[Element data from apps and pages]
####################

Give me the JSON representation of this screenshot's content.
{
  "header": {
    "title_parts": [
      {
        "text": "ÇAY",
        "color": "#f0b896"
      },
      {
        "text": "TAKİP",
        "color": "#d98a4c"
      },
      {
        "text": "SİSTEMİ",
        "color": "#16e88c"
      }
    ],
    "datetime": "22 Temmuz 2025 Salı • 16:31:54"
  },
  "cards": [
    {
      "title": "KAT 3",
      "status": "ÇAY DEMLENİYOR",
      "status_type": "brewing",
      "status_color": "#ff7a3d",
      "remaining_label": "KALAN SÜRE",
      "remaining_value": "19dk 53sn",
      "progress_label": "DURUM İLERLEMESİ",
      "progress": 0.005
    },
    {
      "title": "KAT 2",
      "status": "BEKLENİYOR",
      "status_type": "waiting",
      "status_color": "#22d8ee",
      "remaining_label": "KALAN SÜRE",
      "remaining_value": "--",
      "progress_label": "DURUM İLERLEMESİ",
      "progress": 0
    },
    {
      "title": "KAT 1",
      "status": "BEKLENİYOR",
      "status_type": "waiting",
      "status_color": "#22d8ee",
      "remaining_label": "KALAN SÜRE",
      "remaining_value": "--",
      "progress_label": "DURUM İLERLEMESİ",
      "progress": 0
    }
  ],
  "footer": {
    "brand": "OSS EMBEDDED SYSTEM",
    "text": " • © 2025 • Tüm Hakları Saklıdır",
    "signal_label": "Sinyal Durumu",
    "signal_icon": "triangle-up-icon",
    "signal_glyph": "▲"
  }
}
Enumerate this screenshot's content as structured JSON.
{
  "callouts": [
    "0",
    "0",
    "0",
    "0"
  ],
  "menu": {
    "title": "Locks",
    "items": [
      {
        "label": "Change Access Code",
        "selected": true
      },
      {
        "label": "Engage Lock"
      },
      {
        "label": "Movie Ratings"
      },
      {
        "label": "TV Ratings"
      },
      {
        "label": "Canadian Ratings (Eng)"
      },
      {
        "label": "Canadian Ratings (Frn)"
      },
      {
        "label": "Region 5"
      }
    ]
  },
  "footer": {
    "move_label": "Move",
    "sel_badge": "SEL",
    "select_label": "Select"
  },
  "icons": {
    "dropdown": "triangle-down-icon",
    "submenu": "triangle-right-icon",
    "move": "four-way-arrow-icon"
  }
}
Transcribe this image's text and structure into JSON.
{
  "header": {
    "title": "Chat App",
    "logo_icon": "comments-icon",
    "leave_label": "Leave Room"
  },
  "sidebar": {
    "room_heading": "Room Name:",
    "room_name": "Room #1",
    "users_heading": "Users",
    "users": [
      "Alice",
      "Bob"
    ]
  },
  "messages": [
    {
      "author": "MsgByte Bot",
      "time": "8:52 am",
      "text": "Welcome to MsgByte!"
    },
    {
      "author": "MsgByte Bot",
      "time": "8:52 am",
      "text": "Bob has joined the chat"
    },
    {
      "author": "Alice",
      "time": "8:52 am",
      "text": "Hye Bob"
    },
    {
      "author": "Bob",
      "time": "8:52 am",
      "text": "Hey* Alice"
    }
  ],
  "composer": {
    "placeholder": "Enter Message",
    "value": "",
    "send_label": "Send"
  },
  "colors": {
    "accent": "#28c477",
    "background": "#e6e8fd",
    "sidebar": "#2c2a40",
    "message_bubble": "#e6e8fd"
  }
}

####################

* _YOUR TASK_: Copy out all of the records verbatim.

* _SOLUTION FOR THIS PROBLEM_:
Give me the JSON representation of this screenshot's content.
{
  "header": {
    "title_parts": [
      {
        "text": "ÇAY",
        "color": "#f0b896"
      },
      {
        "text": "TAKİP",
        "color": "#d98a4c"
      },
      {
        "text": "SİSTEMİ",
        "color": "#16e88c"
      }
    ],
    "datetime": "22 Temmuz 2025 Salı • 16:31:54"
  },
  "cards": [
    {
      "title": "KAT 3",
      "status": "ÇAY DEMLENİYOR",
      "status_type": "brewing",
      "status_color": "#ff7a3d",
      "remaining_label": "KALAN SÜRE",
      "remaining_value": "19dk 53sn",
      "progress_label": "DURUM İLERLEMESİ",
      "progress": 0.005
    },
    {
      "title": "KAT 2",
      "status": "BEKLENİYOR",
      "status_type": "waiting",
      "status_color": "#22d8ee",
      "remaining_label": "KALAN SÜRE",
      "remaining_value": "--",
      "progress_label": "DURUM İLERLEMESİ",
      "progress": 0
    },
    {
      "title": "KAT 1",
      "status": "BEKLENİYOR",
      "status_type": "waiting",
      "status_color": "#22d8ee",
      "remaining_label": "KALAN SÜRE",
      "remaining_value": "--",
      "progress_label": "DURUM İLERLEMESİ",
      "progress": 0
    }
  ],
  "footer": {
    "brand": "OSS EMBEDDED SYSTEM",
    "text": " • © 2025 • Tüm Hakları Saklıdır",
    "signal_label": "Sinyal Durumu",
    "signal_icon": "triangle-up-icon",
    "signal_glyph": "▲"
  }
}
Enumerate this screenshot's content as structured JSON.
{
  "callouts": [
    "0",
    "0",
    "0",
    "0"
  ],
  "menu": {
    "title": "Locks",
    "items": [
      {
        "label": "Change Access Code",
        "selected": true
      },
      {
        "label": "Engage Lock"
      },
      {
        "label": "Movie Ratings"
      },
      {
        "label": "TV Ratings"
      },
      {
        "label": "Canadian Ratings (Eng)"
      },
      {
        "label": "Canadian Ratings (Frn)"
      },
      {
        "label": "Region 5"
      }
    ]
  },
  "footer": {
    "move_label": "Move",
    "sel_badge": "SEL",
    "select_label": "Select"
  },
  "icons": {
    "dropdown": "triangle-down-icon",
    "submenu": "triangle-right-icon",
    "move": "four-way-arrow-icon"
  }
}
Transcribe this image's text and structure into JSON.
{
  "header": {
    "title": "Chat App",
    "logo_icon": "comments-icon",
    "leave_label": "Leave Room"
  },
  "sidebar": {
    "room_heading": "Room Name:",
    "room_name": "Room #1",
    "users_heading": "Users",
    "users": [
      "Alice",
      "Bob"
    ]
  },
  "messages": [
    {
      "author": "MsgByte Bot",
      "time": "8:52 am",
      "text": "Welcome to MsgByte!"
    },
    {
      "author": "MsgByte Bot",
      "time": "8:52 am",
      "text": "Bob has joined the chat"
    },
    {
      "author": "Alice",
      "time": "8:52 am",
      "text": "Hye Bob"
    },
    {
      "author": "Bob",
      "time": "8:52 am",
      "text": "Hey* Alice"
    }
  ],
  "composer": {
    "placeholder": "Enter Message",
    "value": "",
    "send_label": "Send"
  },
  "colors": {
    "accent": "#28c477",
    "background": "#e6e8fd",
    "sidebar": "#2c2a40",
    "message_bubble": "#e6e8fd"
  }
}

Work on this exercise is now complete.